Fighting for you
If you have a claim against an employer or coworker, I will fight your case.
I will let you know if you have a claim or not after your free consultation.
No upfront fees
I work entirely on a contingency basis. If we don’t win, you don’t pay.
What does the law say about disability discrimination?
There are state and federal laws that address disability discrimination in the workplace.
The Americans with Disabilities Act (ADA) was introduced in 1990. At a state level, the Florida Civil Rights Act protects against discrimination for handicapped people. The ADA prohibits employers from discriminating against qualified individuals with disabilities in all employment practices.
It also protects you:
- If you have a history of such a disability, or
- If an employer believes that you have such a disability, even if this is not the case.
Additionally, an employer is required to make a reasonable accommodation to a qualified individual with a disability unless doing so would impose an undue hardship (significant difficulty or expense).
Disability discrimination in any of the following employment situations is illegal:
- Hiring and firing employees
- Awarding pay
- Making job assignments
- Deciding on promotions and demotions
- Laying off employees
- Training employees
- Fringe benefits like health insurance
- Any other term or condition of employment
What counts as a disability and who qualifies for protection under the ADA?
It is important to understand what counts as a disability according to the law.
Under the ADA, a person with a disability is someone with a physical or mental impairment that substantially limits one or more major life activities, has a record of such impairment, or is regarded as having a disability.

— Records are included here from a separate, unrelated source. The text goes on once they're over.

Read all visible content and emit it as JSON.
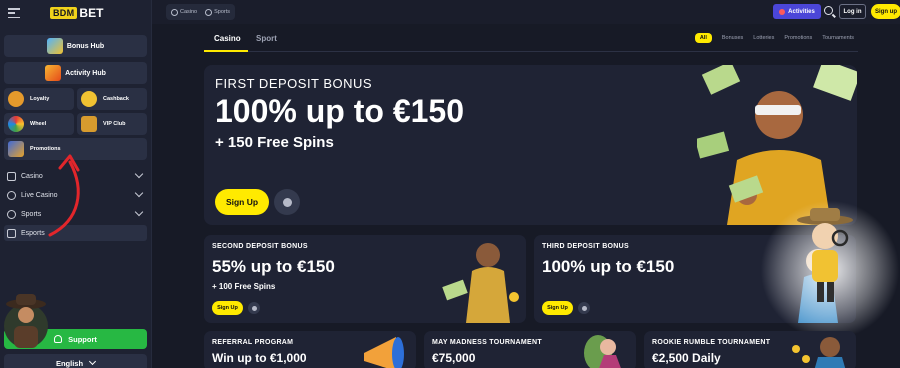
{
  "logo": {
    "box_text": "BDM",
    "text": "BET"
  },
  "sidebar": {
    "bonus_hub": "Bonus Hub",
    "activity_hub": "Activity Hub",
    "grid": [
      {
        "label": "Loyalty",
        "icon": "loyalty-icon"
      },
      {
        "label": "Cashback",
        "icon": "cashback-icon"
      },
      {
        "label": "Wheel",
        "icon": "wheel-icon"
      },
      {
        "label": "VIP Club",
        "icon": "vip-club-icon"
      }
    ],
    "promotions": "Promotions",
    "nav": [
      {
        "label": "Casino",
        "icon": "casino-icon"
      },
      {
        "label": "Live Casino",
        "icon": "live-casino-icon"
      },
      {
        "label": "Sports",
        "icon": "sports-icon"
      },
      {
        "label": "Esports",
        "icon": "esports-icon"
      }
    ],
    "support": "Support",
    "language": "English"
  },
  "topbar": {
    "pills": [
      "Casino",
      "Sports"
    ],
    "activities": "Activities",
    "login": "Log in",
    "signup": "Sign up"
  },
  "tabs": {
    "items": [
      "Casino",
      "Sport"
    ],
    "active": "Casino",
    "filters": [
      "All",
      "Bonuses",
      "Lotteries",
      "Promotions",
      "Tournaments"
    ]
  },
  "hero": {
    "eyebrow": "FIRST DEPOSIT BONUS",
    "headline": "100% up to €150",
    "sub": "+ 150 Free Spins",
    "cta": "Sign Up"
  },
  "cards": [
    {
      "title": "SECOND DEPOSIT BONUS",
      "value": "55% up to €150",
      "sub": "+ 100 Free Spins",
      "cta": "Sign Up"
    },
    {
      "title": "THIRD DEPOSIT BONUS",
      "value": "100% up to €150",
      "sub": "",
      "cta": "Sign Up"
    },
    {
      "title": "REFERRAL PROGRAM",
      "value": "Win up to €1,000"
    },
    {
      "title": "MAY MADNESS TOURNAMENT",
      "value": "€75,000"
    },
    {
      "title": "ROOKIE RUMBLE TOURNAMENT",
      "value": "€2,500 Daily"
    }
  ],
  "colors": {
    "accent": "#ffea00",
    "support": "#27b843",
    "activities": "#4b46d8",
    "annotation_arrow": "#e2262b"
  }
}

“Qualified” individuals with a disability must be able to satisfy the skill, experience, education, and other job-related requirements of the position. They must also, with “reasonable accommodation” be able to perform all the essential functions of the position in question.
In this sense, “reasonable accommodation” includes efforts from the employer to facilitate the hiring of a disabled employee. These efforts should not result in a lowering of production standards or require the provision of personal equipment (like hearing aids).
Such efforts may include:
- Introducing greater accessibility
- Modifying equipment
- Job restructuring or modification of work schedules
- Providing additional leave (unpaid)
- Modifying training materials or policies
- Providing qualified readers or interpreters
Examples of disability discrimination
Actions from employers that contravene the disability discrimination laws include:
- Refusing to interview or hire people because of a disability
- Asking inappropriate or prohibited questions at an interview (e.g. enquiring about the existence, nature, or severity of a disability)
- Insisting on a medical examination (unless it is required by all new employees in that job category)
- Refusing to promote an employee because of a disability
- Failing to give equal job assignments to employees with disabilities
- Providing lower compensation (wages, salaries, benefits) for disabled employees
- Failing to provide the same training opportunities for disabled employees as for other employees
Note that testing for the use of illegal drugs is not considered the same as a medical examination, so it is not legislated under the ADA like medical examinations.
Have you suffered disability discrimination from an employer or potential employer?
Sometimes, disability discrimination in the workplace is blatant but it can also take subtler forms, such as:
- A question asked during an interview
- Being well-qualified for a promotion but ignored in preference of a less-qualified or experienced individual
- Being treated differently after an accident leaves you disabled
Discrimination like this is, unfortunately, still common in the workplace.
The results can severely impact lives, leading to:
- Restricted career opportunities
- Lower income
- Stress and other health issues
Sometimes, disability discrimination is unreported out of fear of losing one’s job.
Remember that you are protected from retaliatory actions by employers against whom you:
- Make a complaint
- File a claim with the Equal Employment Opportunity Commission (EEOC)
- Serve as a witness in another employee’s disability discrimination case
If you have been discriminated against. seek the right legal advice before taking any action.
Discriminated against because of a disability? What can you do?
Do you feel discriminated against in the workplace because of disability?
There is no need to tolerate further discrimination.
You may be able to make a claim or take legal action that requires your employer to:
- Take action to restore you to the same position you would have been in if the discrimination had not taken place
- Pay damages to compensate you for back pay, benefits, emotional distress, suffering, and so on
- Prevent future acts of discrimination
As an experienced employment discrimination attorney, I can help assess your case for disability discrimination.
If taking legal action is the right option, I will help you take the necessary steps to build your case.
From here, we need to:
- Assess your claim. Start by booking a free phone consultation below.
- Decide whether to pursue a complaint after our consultation.
- File a complaint or lawsuit with a local or federal agency, or state or federal court.
- Prepare the paperwork so that we can draft the complaint or lawsuit.
Impressed, does his homework, objective and passionate. This guy does not sugar coat the facts he will tell you straight up what’s going on and in today’s world that’s important. If you have a legal issue this guy will stand by you and fight for you. Very impressed.
Ryan represented us in a high-profile religious discrimination lawsuit. His work product and professionalism are exceptional.